  • Principle 13 – Implement Innovative and Appropriate Technology

CCJ has approved these Principles through Resolution 3 (2019), and the next step for the Family Justice Initiative is to implement and evaluate these Principles in four pilot jurisdictions.

The broader work of CCJ and the Conference of State Court Administrators (COSCA) began in 2013 when they created the Civil Justice Improvements Committee in order to develop a set of specific recommendations, based on pilot project experiences and innovations of the states, for addressing the cost and delay in our state civil justice systems. That Committee, in partnership with IAALS and NCSC, issued a comprehensive set of recommendations for civil justice reform in 2016 in an effort to help state courts better meet the needs of the 21st Century, informed by NCSC’s Landscape of Civil Litigation in State Courts. The CCJ adopted the CJI Committee’s report and recommendations, and IAALS embarked alongside NCSC on a three-year Civil Justice Initiative implementation project.

The Family Justice Initiative adopted a similar approach. The project’s work began with the Landscape of Domestic Relations Cases in State Courts study last year, which informed the work of the CCJ and COSCA Joint Committee on Children and Families.

IAALS has been a proud and long-time partner in these national civil and family justice efforts alongside CCJ, COSCA, and NCSC. One of us, Brittany, served as IAALS’ lead on the Civil Justice Initiative while the other of us, Natalie, served as IAALS’ lead on the Family Justice Initiative. These sister efforts have gained momentum since the Conference of Chief Justices first began sounding the national call to action for broad civil justice reform several years ago.

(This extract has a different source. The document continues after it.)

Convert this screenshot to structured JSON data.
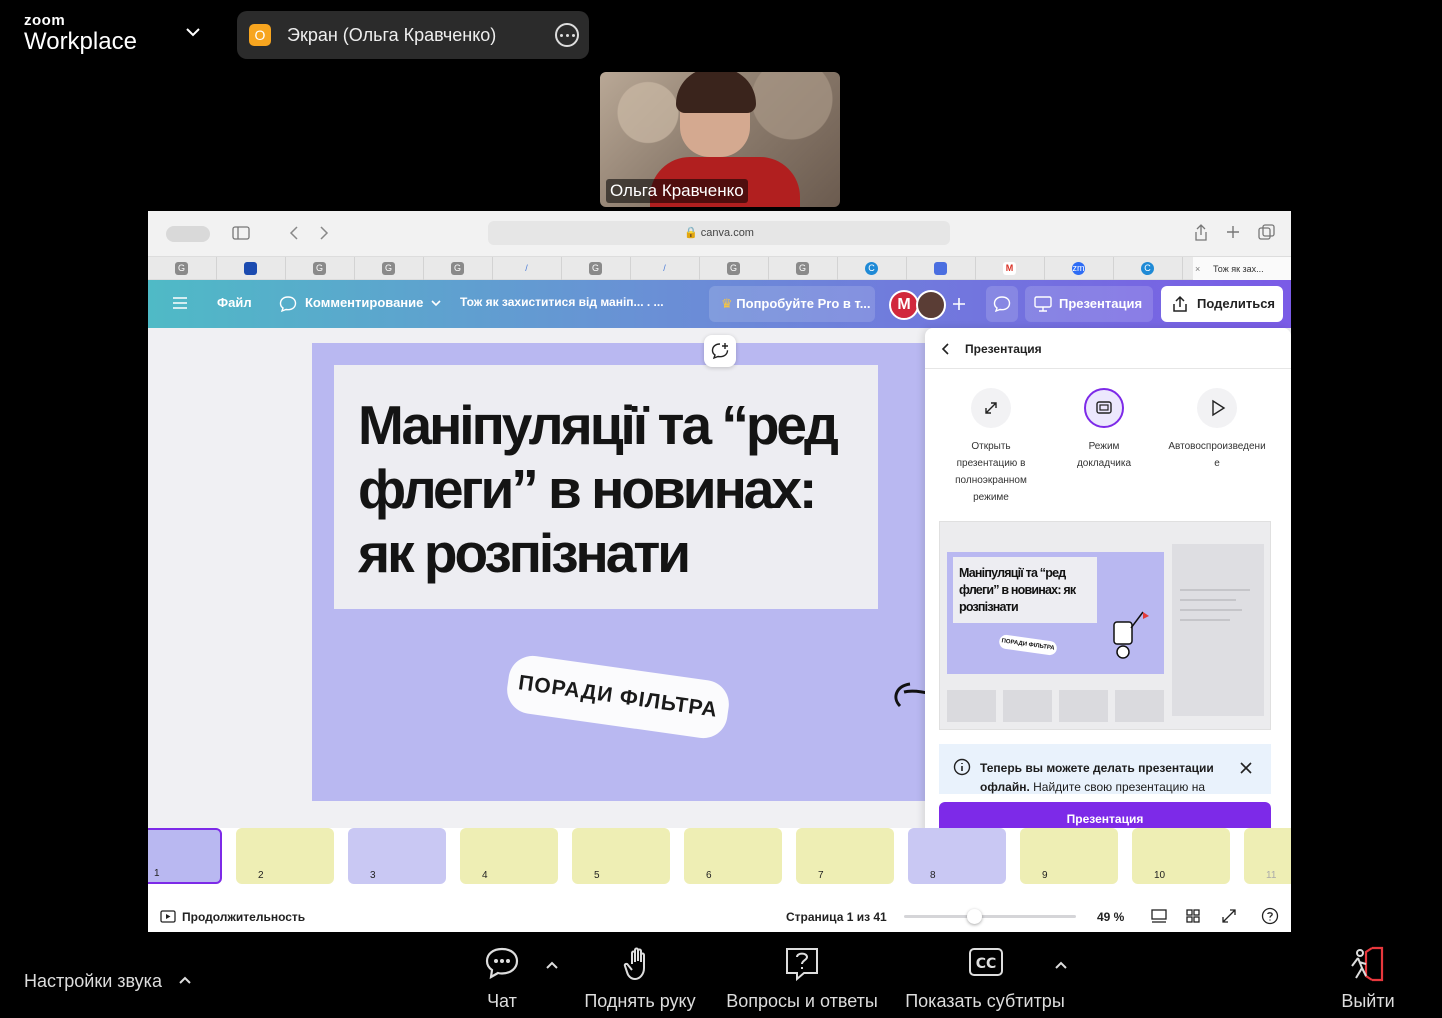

Of course, IAALS has been active in reforming civil and family court processes since its inception in 2006. But the national visibility and allocation of essential resources toward this effort on a larger scale has helped IAALS boost our own reform efforts and have even greater impact, at the state and federal levels. The critical, lasting partnerships in our work toward rebuilding the justice system have been instrumental in this impact, and we recognize and celebrate these partnerships as the release of the FJI Principles signal another key step forward in this momentum for reform.